* _Data to use_:
# # #
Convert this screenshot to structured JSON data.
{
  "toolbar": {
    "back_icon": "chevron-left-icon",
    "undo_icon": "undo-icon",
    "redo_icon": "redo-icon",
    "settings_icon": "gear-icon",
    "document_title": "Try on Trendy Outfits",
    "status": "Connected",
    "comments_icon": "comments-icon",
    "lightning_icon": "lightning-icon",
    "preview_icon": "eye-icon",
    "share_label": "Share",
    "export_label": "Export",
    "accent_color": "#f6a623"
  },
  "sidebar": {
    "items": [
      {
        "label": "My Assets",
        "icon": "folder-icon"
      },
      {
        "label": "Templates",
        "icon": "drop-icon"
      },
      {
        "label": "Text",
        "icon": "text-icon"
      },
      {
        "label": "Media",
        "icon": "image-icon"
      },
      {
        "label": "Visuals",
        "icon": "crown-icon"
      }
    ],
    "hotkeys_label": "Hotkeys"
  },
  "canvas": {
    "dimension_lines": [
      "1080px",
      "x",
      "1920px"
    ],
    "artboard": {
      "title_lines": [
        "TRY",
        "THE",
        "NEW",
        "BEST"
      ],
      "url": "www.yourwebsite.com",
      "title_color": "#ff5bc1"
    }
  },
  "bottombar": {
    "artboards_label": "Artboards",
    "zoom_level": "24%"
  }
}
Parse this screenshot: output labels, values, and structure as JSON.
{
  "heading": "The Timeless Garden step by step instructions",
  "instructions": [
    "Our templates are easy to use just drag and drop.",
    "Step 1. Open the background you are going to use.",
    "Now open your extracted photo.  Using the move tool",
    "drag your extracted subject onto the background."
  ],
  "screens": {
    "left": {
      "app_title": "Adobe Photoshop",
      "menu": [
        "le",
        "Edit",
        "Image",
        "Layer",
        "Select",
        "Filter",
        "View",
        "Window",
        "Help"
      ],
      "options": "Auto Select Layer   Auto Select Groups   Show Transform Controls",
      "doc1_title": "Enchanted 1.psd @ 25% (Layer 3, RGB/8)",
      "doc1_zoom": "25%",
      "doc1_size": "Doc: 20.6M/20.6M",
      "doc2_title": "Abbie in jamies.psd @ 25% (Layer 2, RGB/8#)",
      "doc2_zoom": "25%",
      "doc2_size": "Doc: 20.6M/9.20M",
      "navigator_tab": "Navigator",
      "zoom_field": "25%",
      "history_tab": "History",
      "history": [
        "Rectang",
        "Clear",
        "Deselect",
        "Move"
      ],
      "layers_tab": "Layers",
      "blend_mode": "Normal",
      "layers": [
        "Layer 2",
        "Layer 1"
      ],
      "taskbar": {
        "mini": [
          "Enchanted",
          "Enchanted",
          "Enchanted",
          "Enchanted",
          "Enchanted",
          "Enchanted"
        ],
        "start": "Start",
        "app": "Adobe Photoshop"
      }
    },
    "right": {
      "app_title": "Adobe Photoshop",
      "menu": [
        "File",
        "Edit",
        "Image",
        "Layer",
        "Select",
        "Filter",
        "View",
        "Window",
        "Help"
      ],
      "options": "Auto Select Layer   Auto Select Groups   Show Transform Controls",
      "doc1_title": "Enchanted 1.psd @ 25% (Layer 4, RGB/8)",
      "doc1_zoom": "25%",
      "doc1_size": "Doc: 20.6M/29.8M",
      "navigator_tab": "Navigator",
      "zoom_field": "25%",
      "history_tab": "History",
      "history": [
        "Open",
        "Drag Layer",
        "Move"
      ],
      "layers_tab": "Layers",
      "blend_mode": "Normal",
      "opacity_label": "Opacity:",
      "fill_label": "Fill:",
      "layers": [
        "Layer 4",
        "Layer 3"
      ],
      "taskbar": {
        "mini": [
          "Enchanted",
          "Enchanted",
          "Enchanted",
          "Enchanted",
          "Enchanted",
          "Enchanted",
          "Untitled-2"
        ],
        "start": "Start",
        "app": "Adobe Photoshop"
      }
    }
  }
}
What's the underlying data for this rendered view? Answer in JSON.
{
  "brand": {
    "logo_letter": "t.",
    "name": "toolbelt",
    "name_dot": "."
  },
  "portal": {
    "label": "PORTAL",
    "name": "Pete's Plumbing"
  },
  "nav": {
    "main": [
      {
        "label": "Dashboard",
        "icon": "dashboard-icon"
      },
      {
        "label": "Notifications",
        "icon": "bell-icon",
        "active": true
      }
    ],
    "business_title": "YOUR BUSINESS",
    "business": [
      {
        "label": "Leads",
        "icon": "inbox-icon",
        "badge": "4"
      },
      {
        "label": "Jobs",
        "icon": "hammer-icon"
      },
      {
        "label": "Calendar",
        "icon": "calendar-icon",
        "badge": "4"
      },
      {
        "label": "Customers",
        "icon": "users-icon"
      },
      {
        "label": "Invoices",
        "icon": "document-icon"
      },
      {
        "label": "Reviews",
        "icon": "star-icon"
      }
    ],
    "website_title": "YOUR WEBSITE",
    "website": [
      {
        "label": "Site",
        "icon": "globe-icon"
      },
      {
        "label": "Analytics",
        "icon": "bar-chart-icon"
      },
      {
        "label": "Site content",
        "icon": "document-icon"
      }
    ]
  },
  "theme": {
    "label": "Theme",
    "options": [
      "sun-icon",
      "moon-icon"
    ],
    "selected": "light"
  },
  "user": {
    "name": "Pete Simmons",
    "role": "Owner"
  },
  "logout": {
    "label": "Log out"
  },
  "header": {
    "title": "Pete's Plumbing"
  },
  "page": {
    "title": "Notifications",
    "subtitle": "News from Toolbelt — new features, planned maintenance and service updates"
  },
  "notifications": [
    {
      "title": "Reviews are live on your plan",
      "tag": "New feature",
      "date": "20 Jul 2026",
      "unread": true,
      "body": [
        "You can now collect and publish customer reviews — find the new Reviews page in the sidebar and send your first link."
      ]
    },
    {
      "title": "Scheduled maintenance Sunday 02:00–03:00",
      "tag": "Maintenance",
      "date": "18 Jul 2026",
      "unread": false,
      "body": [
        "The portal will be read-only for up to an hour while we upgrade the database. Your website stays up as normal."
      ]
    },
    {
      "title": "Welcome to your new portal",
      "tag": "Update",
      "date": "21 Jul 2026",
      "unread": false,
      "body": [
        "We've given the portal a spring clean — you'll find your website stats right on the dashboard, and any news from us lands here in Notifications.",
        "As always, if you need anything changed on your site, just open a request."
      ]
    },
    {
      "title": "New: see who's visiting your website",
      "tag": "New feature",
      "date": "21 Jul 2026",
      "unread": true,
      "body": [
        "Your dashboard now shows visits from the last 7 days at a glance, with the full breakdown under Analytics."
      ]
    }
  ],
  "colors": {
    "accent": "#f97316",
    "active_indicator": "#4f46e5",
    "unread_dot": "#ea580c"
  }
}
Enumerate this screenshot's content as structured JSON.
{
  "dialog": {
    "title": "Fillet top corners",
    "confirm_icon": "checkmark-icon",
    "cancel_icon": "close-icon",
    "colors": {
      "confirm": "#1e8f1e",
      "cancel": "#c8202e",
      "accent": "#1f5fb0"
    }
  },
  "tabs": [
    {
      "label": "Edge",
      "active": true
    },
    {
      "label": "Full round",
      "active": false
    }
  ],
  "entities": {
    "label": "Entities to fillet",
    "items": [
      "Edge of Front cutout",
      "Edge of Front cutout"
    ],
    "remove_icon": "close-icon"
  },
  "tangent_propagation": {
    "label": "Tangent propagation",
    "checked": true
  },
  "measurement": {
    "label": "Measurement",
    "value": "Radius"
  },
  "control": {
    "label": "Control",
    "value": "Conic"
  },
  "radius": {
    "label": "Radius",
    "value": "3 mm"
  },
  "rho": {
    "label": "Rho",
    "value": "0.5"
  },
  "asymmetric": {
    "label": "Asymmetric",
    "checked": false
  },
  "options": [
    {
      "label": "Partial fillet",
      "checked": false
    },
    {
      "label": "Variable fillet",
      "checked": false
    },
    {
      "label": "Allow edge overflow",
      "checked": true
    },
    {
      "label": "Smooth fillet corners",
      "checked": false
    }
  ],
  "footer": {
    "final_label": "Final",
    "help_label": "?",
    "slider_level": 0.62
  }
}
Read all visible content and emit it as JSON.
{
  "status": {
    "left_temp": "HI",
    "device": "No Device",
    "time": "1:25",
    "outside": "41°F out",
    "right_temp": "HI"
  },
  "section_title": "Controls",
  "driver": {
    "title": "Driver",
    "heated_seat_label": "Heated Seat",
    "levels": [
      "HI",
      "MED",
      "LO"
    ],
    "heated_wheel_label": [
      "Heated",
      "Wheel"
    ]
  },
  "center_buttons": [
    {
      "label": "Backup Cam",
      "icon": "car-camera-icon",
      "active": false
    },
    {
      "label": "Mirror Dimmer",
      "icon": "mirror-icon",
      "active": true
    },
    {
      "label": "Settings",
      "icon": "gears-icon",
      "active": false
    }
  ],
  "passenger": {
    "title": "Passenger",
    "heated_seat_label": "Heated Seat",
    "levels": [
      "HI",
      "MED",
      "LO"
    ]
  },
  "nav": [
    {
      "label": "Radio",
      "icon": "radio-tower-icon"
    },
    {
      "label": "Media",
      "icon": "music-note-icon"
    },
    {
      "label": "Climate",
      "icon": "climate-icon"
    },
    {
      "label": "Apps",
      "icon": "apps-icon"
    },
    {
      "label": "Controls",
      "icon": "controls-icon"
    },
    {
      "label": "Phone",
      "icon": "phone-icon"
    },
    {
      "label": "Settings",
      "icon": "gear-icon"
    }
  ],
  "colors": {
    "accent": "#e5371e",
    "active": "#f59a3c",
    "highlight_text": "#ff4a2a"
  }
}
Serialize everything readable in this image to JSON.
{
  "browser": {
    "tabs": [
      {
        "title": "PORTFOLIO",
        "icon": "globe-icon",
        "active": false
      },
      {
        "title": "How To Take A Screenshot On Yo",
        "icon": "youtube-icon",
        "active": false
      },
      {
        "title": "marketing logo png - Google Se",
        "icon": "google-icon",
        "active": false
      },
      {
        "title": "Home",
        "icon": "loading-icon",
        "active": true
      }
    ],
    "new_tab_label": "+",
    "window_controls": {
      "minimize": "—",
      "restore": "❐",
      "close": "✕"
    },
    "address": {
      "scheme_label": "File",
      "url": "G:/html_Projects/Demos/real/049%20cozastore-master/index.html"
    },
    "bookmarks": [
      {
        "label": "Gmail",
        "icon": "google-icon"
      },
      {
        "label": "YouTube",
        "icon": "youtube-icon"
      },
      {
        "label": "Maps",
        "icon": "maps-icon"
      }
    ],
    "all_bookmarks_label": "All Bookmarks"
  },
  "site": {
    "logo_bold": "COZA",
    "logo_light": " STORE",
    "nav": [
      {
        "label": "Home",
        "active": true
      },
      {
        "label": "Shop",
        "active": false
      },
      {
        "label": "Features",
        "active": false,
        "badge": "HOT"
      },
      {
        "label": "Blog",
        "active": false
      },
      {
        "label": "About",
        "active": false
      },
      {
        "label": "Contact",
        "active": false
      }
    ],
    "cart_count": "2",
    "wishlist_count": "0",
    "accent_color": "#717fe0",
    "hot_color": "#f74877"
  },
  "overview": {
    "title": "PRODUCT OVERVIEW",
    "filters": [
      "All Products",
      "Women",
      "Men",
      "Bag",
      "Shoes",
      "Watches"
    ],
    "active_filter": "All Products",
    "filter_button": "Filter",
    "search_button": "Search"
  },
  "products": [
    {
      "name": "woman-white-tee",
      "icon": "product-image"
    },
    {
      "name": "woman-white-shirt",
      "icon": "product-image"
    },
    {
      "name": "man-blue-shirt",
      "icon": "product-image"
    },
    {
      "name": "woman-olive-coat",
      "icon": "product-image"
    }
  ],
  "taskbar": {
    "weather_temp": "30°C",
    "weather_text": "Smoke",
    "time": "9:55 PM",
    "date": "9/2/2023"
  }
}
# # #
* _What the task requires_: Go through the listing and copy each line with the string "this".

* _Answer below_:
Convert this screenshot to structured JSON data.
Parse this screenshot: output labels, values, and structure as JSON.
What's the underlying data for this rendered view? Answer in JSON.
Enumerate this screenshot's content as structured JSON.
Serialize everything readable in this image to JSON.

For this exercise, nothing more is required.